**TASK BRIEF**
Every line in the listing below that holds the word "state" should be returned.

**MATERIAL FOR THE TASK**

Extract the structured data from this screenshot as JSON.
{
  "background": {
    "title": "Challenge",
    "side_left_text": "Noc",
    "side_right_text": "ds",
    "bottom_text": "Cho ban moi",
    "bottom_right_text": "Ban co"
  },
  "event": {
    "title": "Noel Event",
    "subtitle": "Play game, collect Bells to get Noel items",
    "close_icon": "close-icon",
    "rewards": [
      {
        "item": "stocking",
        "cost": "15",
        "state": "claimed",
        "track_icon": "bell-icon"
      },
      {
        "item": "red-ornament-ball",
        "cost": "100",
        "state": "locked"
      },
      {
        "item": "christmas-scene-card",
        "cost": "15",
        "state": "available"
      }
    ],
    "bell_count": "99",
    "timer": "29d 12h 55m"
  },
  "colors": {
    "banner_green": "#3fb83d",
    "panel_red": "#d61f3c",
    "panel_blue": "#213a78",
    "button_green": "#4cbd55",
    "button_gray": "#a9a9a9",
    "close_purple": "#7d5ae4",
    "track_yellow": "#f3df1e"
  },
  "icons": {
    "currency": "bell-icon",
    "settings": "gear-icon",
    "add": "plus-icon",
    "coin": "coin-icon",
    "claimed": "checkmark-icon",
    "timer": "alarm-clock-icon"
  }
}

**TASK RESULT**
        "state": "claimed",
        "state": "locked"
        "state": "available"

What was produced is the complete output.